Bottom Line: However, unlike MOV10, these other helicases do not strongly inhibit retrotransposition, an activity dependent upon intact helicase domains.Therefore, the host has evolved defense mechanisms to protect against retrotransposition, an arsenal we are only beginning to understand.With homologs in other vertebrates, insects, and plants, MOV10 may represent an ancient and innate form of immunity against both infective viruses and endogenous retroelements.

View Article: PubMed Central - PubMed

Affiliation: McKusick-Nathans Institute for Genetic Medicine, Johns Hopkins University School of Medicine, Baltimore, Maryland, USA. jgoodier@jhmi.edu

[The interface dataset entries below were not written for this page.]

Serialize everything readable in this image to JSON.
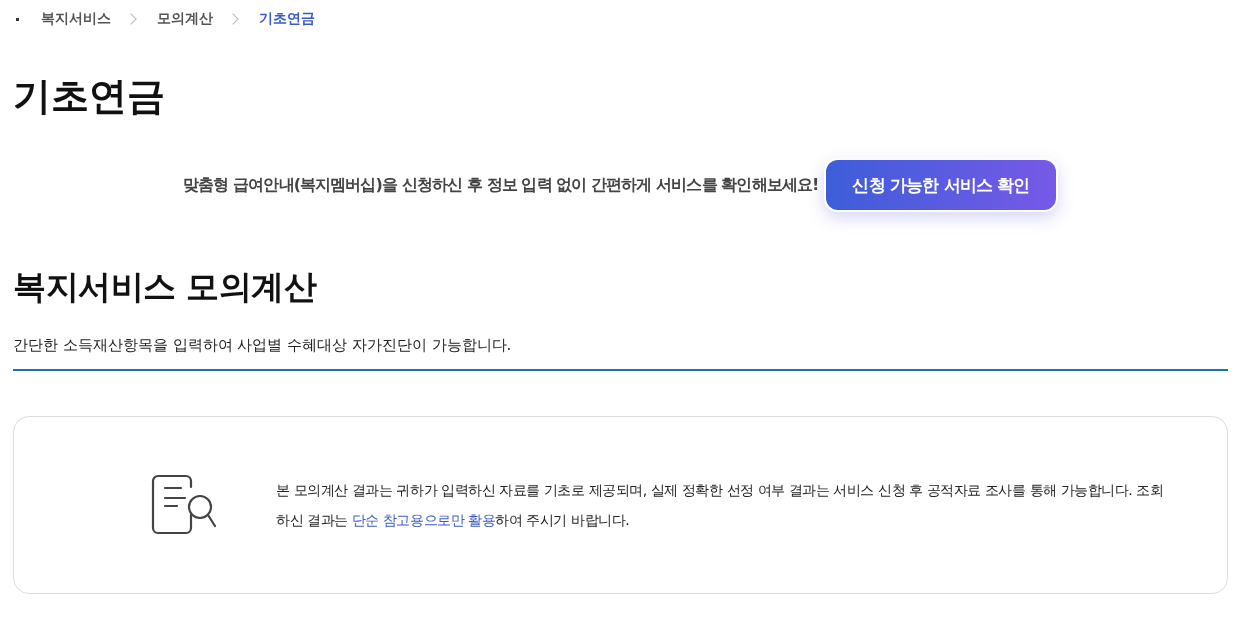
{
  "breadcrumb": [
    {
      "label": "복지서비스",
      "current": false
    },
    {
      "label": "모의계산",
      "current": false
    },
    {
      "label": "기초연금",
      "current": true
    }
  ],
  "page_title": "기초연금",
  "banner": {
    "message": "맞춤형 급여안내(복지멤버십)을 신청하신 후 정보 입력 없이 간편하게 서비스를 확인해보세요!",
    "button": "신청 가능한 서비스 확인"
  },
  "section": {
    "title": "복지서비스 모의계산",
    "description": "간단한 소득재산항목을 입력하여 사업별 수혜대상 자가진단이 가능합니다."
  },
  "notice": {
    "parts": [
      {
        "text": "본 모의계산 결과는 귀하가 입력하신 자료를 기초로 제공되며, 실제 정확한 선정 여부 결과는 서비스 신청 후 공적자료 조사를 통해 가능합니다. 조회하신 결과는 ",
        "highlight": false
      },
      {
        "text": "단순 참고용으로만 활용",
        "highlight": true
      },
      {
        "text": "하여 주시기 바랍니다.",
        "highlight": false
      }
    ]
  }
}
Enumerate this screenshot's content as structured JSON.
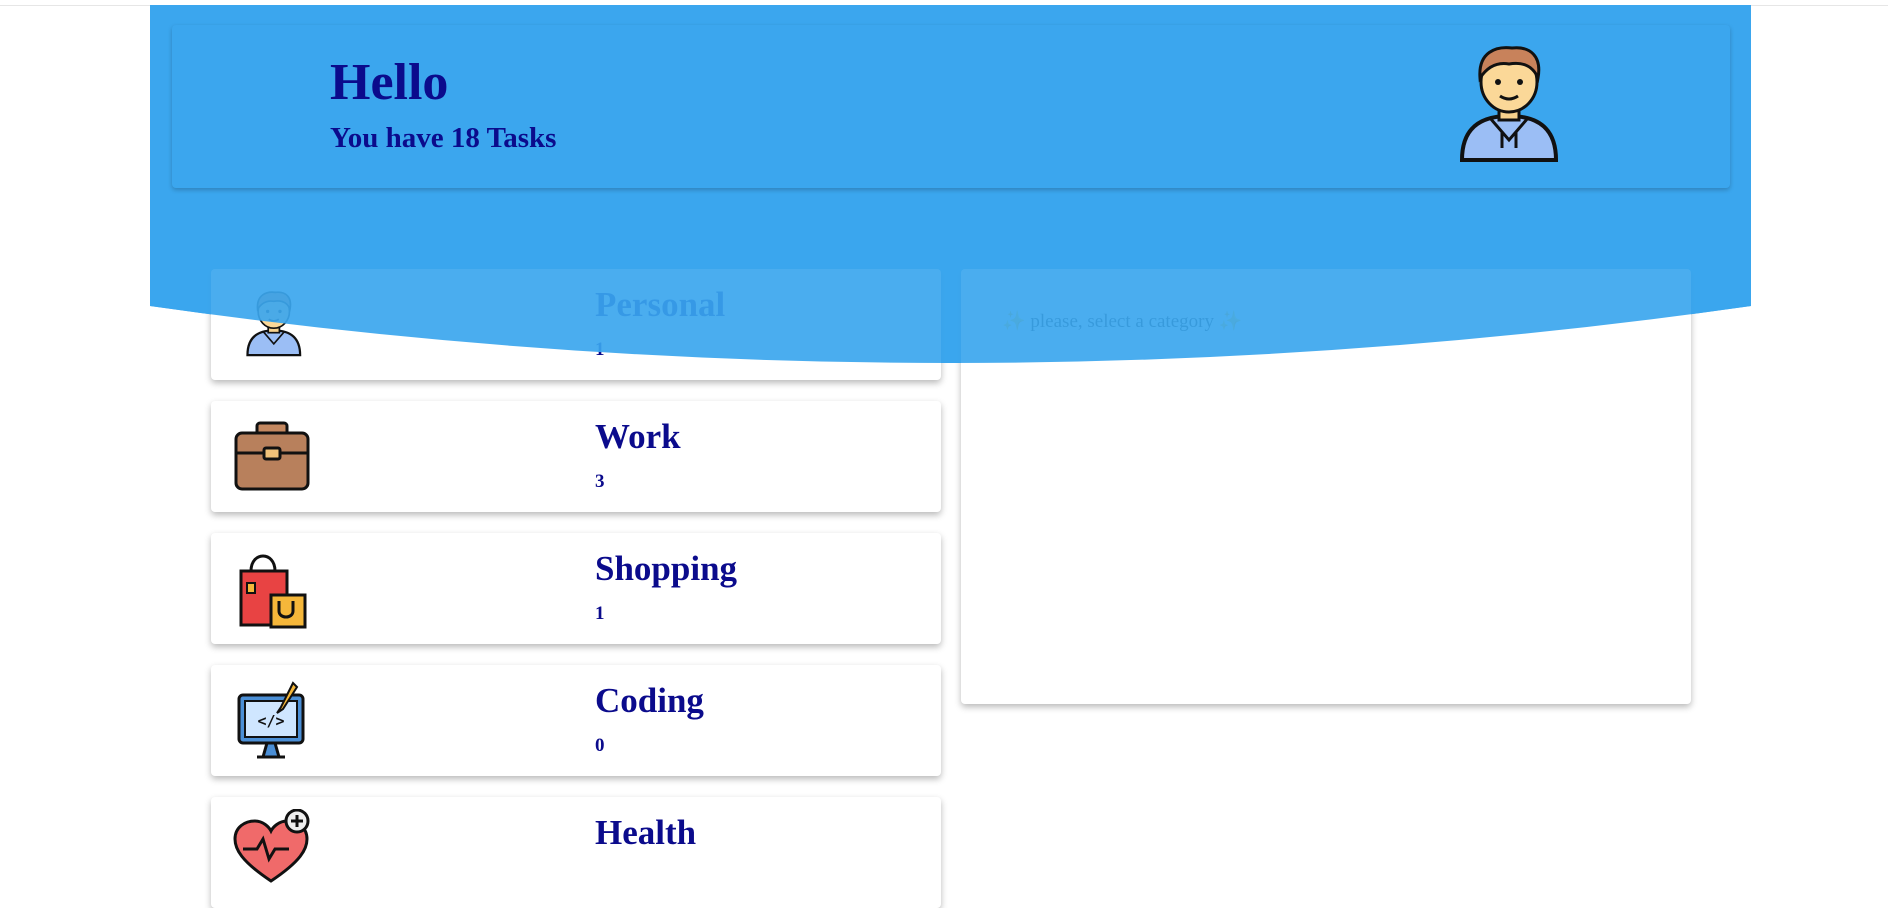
{
  "colors": {
    "hero_blue": "#3ba6ee",
    "text_navy": "#0b0b8c"
  },
  "header": {
    "greeting": "Hello",
    "subtitle": "You have 18 Tasks",
    "avatar_icon": "user-avatar-icon"
  },
  "categories": [
    {
      "label": "Personal",
      "count": "1",
      "icon": "person-icon"
    },
    {
      "label": "Work",
      "count": "3",
      "icon": "briefcase-icon"
    },
    {
      "label": "Shopping",
      "count": "1",
      "icon": "shopping-bags-icon"
    },
    {
      "label": "Coding",
      "count": "0",
      "icon": "computer-code-icon"
    },
    {
      "label": "Health",
      "count": "",
      "icon": "health-heart-icon"
    }
  ],
  "detail": {
    "message": "✨ please, select a category ✨"
  }
}
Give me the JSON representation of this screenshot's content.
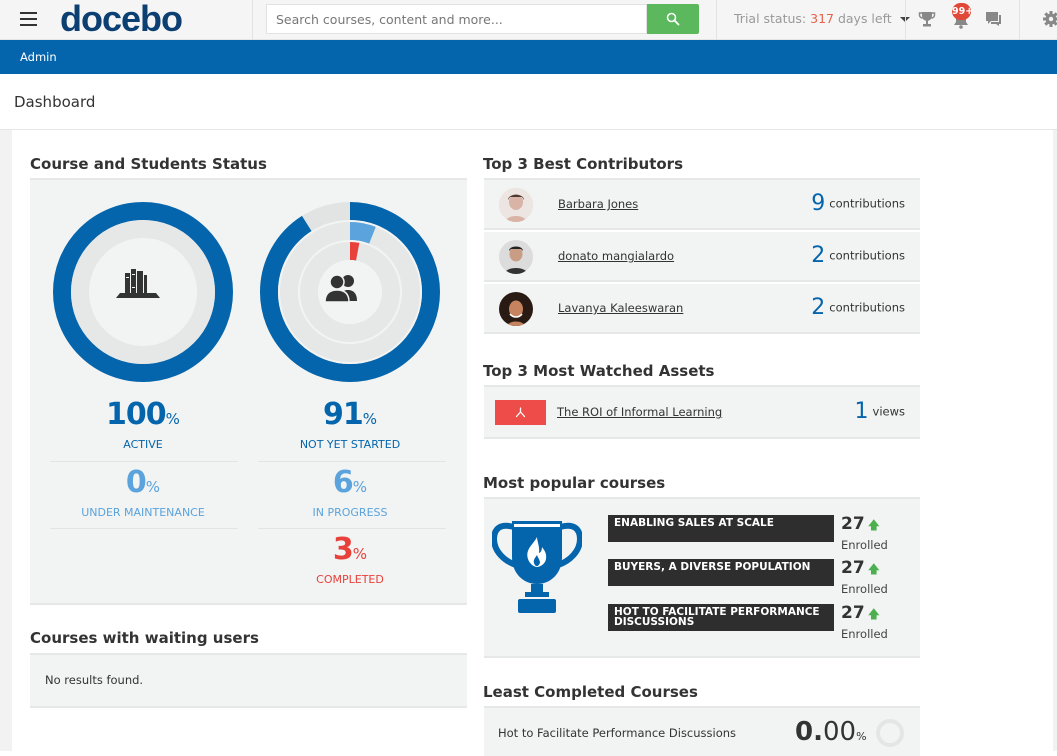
{
  "header": {
    "logo": "docebo",
    "logo_mark": "®",
    "search_placeholder": "Search courses, content and more...",
    "trial_prefix": "Trial status: ",
    "trial_days": "317",
    "trial_suffix": " days left",
    "notification_badge": "99+",
    "icons": [
      "menu-icon",
      "search-icon",
      "trophy-icon",
      "notification-bell-icon",
      "chat-icon",
      "gear-icon"
    ]
  },
  "admin_bar": {
    "label": "Admin"
  },
  "page": {
    "title": "Dashboard"
  },
  "course_status": {
    "title": "Course and Students Status",
    "courses_ring": {
      "active_pct": 100,
      "color": "#0465ac"
    },
    "students_ring": {
      "not_yet_started_pct": 91,
      "in_progress_pct": 6,
      "completed_pct": 3,
      "colors": {
        "not_yet_started": "#0465ac",
        "in_progress": "#5aa3dc",
        "completed": "#e8403b"
      }
    },
    "stats": {
      "active": {
        "value": "100",
        "unit": "%",
        "label": "ACTIVE"
      },
      "under_maintenance": {
        "value": "0",
        "unit": "%",
        "label": "UNDER MAINTENANCE"
      },
      "not_yet_started": {
        "value": "91",
        "unit": "%",
        "label": "NOT YET STARTED"
      },
      "in_progress": {
        "value": "6",
        "unit": "%",
        "label": "IN PROGRESS"
      },
      "completed": {
        "value": "3",
        "unit": "%",
        "label": "COMPLETED"
      }
    }
  },
  "waiting_users": {
    "title": "Courses with waiting users",
    "empty_text": "No results found."
  },
  "contributors": {
    "title": "Top 3 Best Contributors",
    "items": [
      {
        "name": "Barbara Jones",
        "count": "9",
        "unit": "contributions"
      },
      {
        "name": "donato mangialardo",
        "count": "2",
        "unit": "contributions"
      },
      {
        "name": "Lavanya Kaleeswaran",
        "count": "2",
        "unit": "contributions"
      }
    ]
  },
  "watched_assets": {
    "title": "Top 3 Most Watched Assets",
    "items": [
      {
        "name": "The ROI of Informal Learning",
        "count": "1",
        "unit": "views",
        "type": "pdf"
      }
    ]
  },
  "popular_courses": {
    "title": "Most popular courses",
    "items": [
      {
        "name": "ENABLING SALES AT SCALE",
        "count": "27",
        "label": "Enrolled",
        "trend": "up"
      },
      {
        "name": "BUYERS, A DIVERSE POPULATION",
        "count": "27",
        "label": "Enrolled",
        "trend": "up"
      },
      {
        "name": "HOT TO FACILITATE PERFORMANCE DISCUSSIONS",
        "count": "27",
        "label": "Enrolled",
        "trend": "up"
      }
    ]
  },
  "least_completed": {
    "title": "Least Completed Courses",
    "items": [
      {
        "name": "Hot to Facilitate Performance Discussions",
        "value_int": "0.",
        "value_dec": "00",
        "unit": "%",
        "completion_pct": 0
      }
    ]
  }
}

ABSTRACT
MOV10 protein, a putative RNA helicase and component of the RNA-induced silencing complex (RISC), inhibits retrovirus replication. We show that MOV10 also severely restricts human LINE1 (L1), Alu, and SVA retrotransposons. MOV10 associates with the L1 ribonucleoprotein particle, along with other RNA helicases including DDX5, DHX9, DDX17, DDX21, and DDX39A. However, unlike MOV10, these other helicases do not strongly inhibit retrotransposition, an activity dependent upon intact helicase domains. MOV10 association with retrotransposons is further supported by its colocalization with L1 ORF1 protein in stress granules, by cytoplasmic structures associated with RNA silencing, and by the ability of MOV10 to reduce endogenous and ectopic L1 expression. The majority of the human genome is repetitive DNA, most of which is the detritus of millions of years of accumulated retrotransposition. Retrotransposons remain active mutagens, and their insertion can disrupt gene function. Therefore, the host has evolved defense mechanisms to protect against retrotransposition, an arsenal we are only beginning to understand. With homologs in other vertebrates, insects, and plants, MOV10 may represent an ancient and innate form of immunity against both infective viruses and endogenous retroelements.

Show MeSH
Related in: MedlinePlus